## WHAT IS BEING ASKED
Using the material below, count the lines that contain the word "this" and report the number only.

## EXTRACTED INFORMATION
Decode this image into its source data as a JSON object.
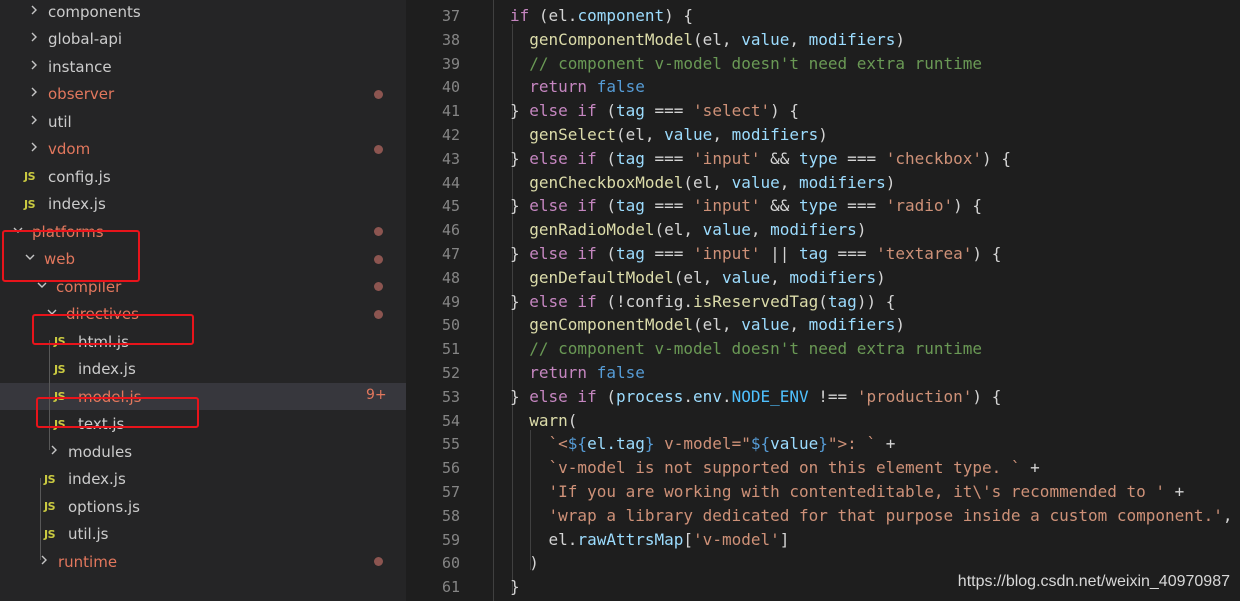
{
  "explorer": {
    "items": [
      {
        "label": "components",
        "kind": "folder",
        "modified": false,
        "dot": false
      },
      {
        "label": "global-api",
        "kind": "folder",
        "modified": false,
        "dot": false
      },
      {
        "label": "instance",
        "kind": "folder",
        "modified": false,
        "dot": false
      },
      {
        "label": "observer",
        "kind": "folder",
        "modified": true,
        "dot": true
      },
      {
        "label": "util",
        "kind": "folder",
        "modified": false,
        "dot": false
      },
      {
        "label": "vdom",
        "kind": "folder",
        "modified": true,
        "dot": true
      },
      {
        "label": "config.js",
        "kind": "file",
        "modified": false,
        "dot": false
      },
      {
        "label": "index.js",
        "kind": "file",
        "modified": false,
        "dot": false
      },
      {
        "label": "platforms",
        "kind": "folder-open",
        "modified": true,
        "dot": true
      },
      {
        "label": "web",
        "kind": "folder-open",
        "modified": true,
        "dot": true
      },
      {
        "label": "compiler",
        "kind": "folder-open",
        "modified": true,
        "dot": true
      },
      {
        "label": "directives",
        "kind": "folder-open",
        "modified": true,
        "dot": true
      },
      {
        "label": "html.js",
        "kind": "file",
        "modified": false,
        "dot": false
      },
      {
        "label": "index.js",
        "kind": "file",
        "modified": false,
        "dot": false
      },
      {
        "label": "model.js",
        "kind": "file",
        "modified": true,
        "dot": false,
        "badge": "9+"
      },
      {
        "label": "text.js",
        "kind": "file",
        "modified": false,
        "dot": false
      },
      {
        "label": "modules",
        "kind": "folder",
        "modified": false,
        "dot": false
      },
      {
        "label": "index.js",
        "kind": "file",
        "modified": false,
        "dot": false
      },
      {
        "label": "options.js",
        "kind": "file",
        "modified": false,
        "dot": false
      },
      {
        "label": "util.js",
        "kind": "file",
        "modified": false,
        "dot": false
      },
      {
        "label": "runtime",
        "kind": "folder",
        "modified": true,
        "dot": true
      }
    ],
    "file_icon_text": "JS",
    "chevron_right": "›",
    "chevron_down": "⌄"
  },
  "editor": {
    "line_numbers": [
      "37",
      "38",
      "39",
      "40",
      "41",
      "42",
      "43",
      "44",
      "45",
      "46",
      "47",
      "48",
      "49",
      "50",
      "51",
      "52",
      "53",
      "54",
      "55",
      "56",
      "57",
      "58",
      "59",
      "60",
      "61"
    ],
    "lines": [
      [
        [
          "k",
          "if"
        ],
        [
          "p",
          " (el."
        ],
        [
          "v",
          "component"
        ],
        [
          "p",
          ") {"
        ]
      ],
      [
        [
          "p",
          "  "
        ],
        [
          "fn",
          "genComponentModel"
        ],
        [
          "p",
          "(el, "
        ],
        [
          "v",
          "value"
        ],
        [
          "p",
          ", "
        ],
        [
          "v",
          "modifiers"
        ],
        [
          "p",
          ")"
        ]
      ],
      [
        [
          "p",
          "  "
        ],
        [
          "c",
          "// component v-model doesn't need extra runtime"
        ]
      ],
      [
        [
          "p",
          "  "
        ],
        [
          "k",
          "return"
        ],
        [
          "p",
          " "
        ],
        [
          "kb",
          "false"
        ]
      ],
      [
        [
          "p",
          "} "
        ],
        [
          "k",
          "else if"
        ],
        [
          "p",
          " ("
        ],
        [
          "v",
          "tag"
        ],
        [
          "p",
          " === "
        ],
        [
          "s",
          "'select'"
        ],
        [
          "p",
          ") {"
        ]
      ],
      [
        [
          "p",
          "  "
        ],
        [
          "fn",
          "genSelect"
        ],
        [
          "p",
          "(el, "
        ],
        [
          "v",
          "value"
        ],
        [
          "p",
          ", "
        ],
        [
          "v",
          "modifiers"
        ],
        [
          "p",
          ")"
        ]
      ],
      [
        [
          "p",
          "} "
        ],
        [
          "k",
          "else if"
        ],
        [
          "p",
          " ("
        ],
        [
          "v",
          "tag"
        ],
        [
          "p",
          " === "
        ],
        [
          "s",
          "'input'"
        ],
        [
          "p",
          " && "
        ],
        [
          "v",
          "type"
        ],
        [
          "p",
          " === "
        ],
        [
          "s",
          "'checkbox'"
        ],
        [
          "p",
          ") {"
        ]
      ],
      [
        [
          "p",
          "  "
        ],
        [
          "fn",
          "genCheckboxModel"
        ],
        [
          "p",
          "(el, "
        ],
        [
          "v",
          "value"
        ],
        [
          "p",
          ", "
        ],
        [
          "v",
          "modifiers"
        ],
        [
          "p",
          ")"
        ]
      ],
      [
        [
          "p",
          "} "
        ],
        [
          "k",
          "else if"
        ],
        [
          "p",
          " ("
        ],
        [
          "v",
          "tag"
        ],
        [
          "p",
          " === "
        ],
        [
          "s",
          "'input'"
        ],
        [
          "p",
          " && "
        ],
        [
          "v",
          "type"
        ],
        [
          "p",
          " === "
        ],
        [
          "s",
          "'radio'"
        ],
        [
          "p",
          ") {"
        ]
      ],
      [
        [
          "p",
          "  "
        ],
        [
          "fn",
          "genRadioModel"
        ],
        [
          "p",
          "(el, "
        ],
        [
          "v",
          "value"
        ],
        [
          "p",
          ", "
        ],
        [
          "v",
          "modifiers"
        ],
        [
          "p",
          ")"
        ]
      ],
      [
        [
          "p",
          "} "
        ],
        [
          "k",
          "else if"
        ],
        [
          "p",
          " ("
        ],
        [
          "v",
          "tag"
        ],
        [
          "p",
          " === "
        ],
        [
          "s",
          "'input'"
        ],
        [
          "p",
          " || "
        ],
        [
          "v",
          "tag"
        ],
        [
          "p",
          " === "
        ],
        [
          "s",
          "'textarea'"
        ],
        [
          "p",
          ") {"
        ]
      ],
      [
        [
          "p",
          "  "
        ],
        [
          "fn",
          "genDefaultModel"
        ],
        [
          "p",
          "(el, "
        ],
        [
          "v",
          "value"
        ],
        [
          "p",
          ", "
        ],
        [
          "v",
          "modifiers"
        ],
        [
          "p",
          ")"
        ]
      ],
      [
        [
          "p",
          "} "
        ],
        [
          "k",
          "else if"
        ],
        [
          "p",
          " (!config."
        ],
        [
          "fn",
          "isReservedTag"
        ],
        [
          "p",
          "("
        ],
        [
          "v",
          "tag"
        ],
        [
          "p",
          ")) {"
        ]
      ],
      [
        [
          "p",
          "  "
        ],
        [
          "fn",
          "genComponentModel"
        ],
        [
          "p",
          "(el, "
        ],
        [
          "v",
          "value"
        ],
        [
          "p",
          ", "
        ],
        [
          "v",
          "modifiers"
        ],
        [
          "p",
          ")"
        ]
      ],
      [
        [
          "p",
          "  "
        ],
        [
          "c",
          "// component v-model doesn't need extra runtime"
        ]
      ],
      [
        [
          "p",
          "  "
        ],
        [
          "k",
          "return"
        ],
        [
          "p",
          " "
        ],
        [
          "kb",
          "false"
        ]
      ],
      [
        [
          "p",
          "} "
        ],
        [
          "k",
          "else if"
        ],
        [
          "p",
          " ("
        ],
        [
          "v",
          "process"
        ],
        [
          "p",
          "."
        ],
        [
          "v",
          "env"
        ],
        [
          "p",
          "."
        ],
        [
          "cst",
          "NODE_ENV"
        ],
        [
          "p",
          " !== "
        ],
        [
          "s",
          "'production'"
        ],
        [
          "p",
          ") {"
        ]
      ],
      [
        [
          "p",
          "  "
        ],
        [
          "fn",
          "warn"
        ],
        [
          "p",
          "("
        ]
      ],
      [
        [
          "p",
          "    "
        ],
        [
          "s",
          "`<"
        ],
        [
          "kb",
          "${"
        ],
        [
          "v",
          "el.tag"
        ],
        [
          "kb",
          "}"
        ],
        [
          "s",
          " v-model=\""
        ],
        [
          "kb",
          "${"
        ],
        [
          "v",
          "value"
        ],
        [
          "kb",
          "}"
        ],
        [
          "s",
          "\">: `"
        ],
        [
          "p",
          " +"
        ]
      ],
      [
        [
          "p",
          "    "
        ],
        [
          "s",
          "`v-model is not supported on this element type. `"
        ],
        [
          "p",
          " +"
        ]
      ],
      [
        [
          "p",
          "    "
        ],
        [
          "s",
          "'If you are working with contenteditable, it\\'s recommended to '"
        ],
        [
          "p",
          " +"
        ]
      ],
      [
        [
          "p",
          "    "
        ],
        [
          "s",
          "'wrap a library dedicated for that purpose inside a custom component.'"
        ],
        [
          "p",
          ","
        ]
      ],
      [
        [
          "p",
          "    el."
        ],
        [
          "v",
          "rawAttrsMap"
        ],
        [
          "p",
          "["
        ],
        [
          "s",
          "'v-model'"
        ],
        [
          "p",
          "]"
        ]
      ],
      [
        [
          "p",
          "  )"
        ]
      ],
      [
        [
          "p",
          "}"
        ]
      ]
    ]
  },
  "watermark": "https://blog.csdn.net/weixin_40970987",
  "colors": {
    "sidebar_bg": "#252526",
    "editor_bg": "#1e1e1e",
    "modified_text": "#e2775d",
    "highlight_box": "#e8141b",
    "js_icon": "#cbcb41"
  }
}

## TASK RESULT
2